The word ``terraforming'' conjures up many exotic images and p- hapsevenwildemotions,butatitscoreitencapsulatestheideathat worldscanbechangedbydirecthumanaction.Theultimateaimof terraforming is to alter a hostile planetary environment into one that is Earth-like, and eventually upon the surface of the new and vibrant world that you or I could walk freely about and explore. It is not entirely clear that this high goal of terraforming can ever be achieved, however, and consequently throughout much of thisbooktheterraformingideasthatarediscussedwillapplytothe goal of making just some fraction of a world habitable. In other cases,theterraformingdescribedmightbeaimedatmakingaworld habitablenotforhumansbutforsomepotentialfoodsourcethat,of course, could be consumed by humans. The many icy moons that reside within the Solar System, for example, may never be ideal locationsforhumanhabitation,buttheypresentthegreatpotential for conversion into enormous hydroponic food-producing centers. The idea of transforming alien worlds has long been a literary backdrop for science fiction writers, and many a make-believe planet has succumbed to the actions of direct manipulation and the indomitable grinding of colossal machines. Indeed, there is something both liberating and humbling about the notion of tra- forming another world; it is the quintessential eucatastrophy espoused by J. R. R. Tolkien, the catastrophe that ultimately brings about a better world. When oxygen was first copiously produced by cyanobacterial activity on the Earth some three billion years ago, it was an act of extreme chemical pollution and a eucatastrophy. The original life-nurturing atmosphere was (eventually) changed f- ever, but an atmosphere that could support advanced life forms came about.
Publisher: Springer-Verlag New York Inc.
Number of pages: 291
Weight: 630 g
Dimensions: 235 x 155 x 16 mm
Edition: Softcover reprint of the original 1st ed. 200
From the reviews:
"Earth will not last forever; it will take many human generations for most of Earth's problems to manifest, at the very least. One may consider these the problems of far-off generations or, as Beech ... does in Terraforming, one might consider how to begin to create new homes on Mars or Venus. Beech describes our modern view of the solar system, emphasizing the resources available to us on the familiar planets ... . Summing Up: Recommended. General and academic audiences, lower-division undergraduate and above." (C. Palma, Choice, Vol. 47 (1), September, 2009)

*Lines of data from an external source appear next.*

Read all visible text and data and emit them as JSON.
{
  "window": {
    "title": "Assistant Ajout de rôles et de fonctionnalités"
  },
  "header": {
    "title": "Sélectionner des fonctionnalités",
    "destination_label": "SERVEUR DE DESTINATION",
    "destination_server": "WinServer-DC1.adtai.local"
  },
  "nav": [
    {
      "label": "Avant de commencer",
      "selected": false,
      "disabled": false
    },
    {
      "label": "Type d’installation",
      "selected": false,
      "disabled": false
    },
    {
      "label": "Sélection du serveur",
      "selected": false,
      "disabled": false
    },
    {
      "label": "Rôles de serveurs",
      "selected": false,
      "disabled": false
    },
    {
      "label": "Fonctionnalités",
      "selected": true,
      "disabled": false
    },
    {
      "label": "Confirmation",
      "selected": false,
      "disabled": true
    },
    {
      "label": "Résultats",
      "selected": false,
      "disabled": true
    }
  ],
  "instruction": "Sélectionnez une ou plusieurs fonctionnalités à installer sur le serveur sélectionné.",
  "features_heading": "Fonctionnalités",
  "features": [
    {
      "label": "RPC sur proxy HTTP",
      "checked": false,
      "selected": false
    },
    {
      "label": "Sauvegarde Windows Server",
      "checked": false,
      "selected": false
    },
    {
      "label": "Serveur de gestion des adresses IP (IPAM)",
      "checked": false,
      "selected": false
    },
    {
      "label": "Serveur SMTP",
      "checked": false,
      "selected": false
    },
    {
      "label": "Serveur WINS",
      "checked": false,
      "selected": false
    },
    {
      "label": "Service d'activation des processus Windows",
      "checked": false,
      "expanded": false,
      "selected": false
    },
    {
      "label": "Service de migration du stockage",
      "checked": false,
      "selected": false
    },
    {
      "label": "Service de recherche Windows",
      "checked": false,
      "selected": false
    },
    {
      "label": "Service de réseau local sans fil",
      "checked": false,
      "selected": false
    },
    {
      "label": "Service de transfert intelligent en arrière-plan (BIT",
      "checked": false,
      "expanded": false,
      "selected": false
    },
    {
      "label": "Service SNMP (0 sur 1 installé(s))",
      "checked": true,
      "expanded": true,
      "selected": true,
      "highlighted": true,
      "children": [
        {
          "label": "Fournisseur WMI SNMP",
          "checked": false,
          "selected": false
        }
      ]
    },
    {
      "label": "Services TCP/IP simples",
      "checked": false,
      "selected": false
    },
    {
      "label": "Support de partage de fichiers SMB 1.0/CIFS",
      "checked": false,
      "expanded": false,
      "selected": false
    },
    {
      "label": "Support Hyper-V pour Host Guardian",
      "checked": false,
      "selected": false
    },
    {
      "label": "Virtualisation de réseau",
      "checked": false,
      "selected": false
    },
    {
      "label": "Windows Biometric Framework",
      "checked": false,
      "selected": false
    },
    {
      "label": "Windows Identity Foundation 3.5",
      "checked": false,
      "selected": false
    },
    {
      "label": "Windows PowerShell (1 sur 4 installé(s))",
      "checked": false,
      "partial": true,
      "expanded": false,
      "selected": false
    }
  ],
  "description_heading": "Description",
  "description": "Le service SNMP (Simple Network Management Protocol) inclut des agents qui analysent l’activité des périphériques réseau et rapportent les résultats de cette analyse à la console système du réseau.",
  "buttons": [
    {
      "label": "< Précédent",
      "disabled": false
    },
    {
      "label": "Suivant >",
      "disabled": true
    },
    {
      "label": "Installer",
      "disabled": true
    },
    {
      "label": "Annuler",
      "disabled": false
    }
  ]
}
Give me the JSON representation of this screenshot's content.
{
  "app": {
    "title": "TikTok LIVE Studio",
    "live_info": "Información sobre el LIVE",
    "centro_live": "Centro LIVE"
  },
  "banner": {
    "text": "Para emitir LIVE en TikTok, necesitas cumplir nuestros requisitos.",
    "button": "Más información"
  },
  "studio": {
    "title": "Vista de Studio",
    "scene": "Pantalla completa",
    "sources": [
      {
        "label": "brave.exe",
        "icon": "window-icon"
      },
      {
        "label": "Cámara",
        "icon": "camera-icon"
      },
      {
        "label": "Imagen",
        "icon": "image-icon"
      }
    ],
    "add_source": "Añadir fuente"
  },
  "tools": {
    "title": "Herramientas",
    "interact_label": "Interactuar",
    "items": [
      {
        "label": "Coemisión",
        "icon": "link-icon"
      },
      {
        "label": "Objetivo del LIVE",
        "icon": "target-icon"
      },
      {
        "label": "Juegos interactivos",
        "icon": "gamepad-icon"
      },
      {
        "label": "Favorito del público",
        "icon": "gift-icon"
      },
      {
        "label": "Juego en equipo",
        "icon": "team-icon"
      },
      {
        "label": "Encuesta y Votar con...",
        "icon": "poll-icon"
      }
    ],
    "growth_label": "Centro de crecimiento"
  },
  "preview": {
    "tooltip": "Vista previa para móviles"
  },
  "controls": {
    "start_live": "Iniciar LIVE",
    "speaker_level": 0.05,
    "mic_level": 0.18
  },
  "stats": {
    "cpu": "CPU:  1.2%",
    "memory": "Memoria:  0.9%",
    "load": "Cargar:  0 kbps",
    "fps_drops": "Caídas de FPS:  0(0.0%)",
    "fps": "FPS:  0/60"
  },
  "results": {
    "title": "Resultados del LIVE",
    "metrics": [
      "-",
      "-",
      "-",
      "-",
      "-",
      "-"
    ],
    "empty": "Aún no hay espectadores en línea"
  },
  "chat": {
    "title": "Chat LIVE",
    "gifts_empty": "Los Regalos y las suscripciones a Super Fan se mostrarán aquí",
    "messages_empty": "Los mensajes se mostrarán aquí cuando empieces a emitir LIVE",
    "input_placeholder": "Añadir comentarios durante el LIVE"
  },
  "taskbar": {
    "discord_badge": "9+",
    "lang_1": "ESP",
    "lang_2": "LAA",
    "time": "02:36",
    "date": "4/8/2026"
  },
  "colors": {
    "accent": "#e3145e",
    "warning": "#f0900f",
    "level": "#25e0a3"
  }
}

"`The ultimate aim of terraforming is to alter a hostile planetary environment into one that is Earth like, and eventually upon the surface of the new and vibrant world that you and I could walk freely about and explore.' ... nicely produced and illustrated book, then carries on with a mixture of just enough actual scientific detail to make the extensive science fantasy, not science fiction but science fantasy, plausible to many readers. ... interest to scientists and engineers ... ." (Gary J. Long and Fernande Grandjean, Belgian Physical Society Magazine, Issue 2, 2011)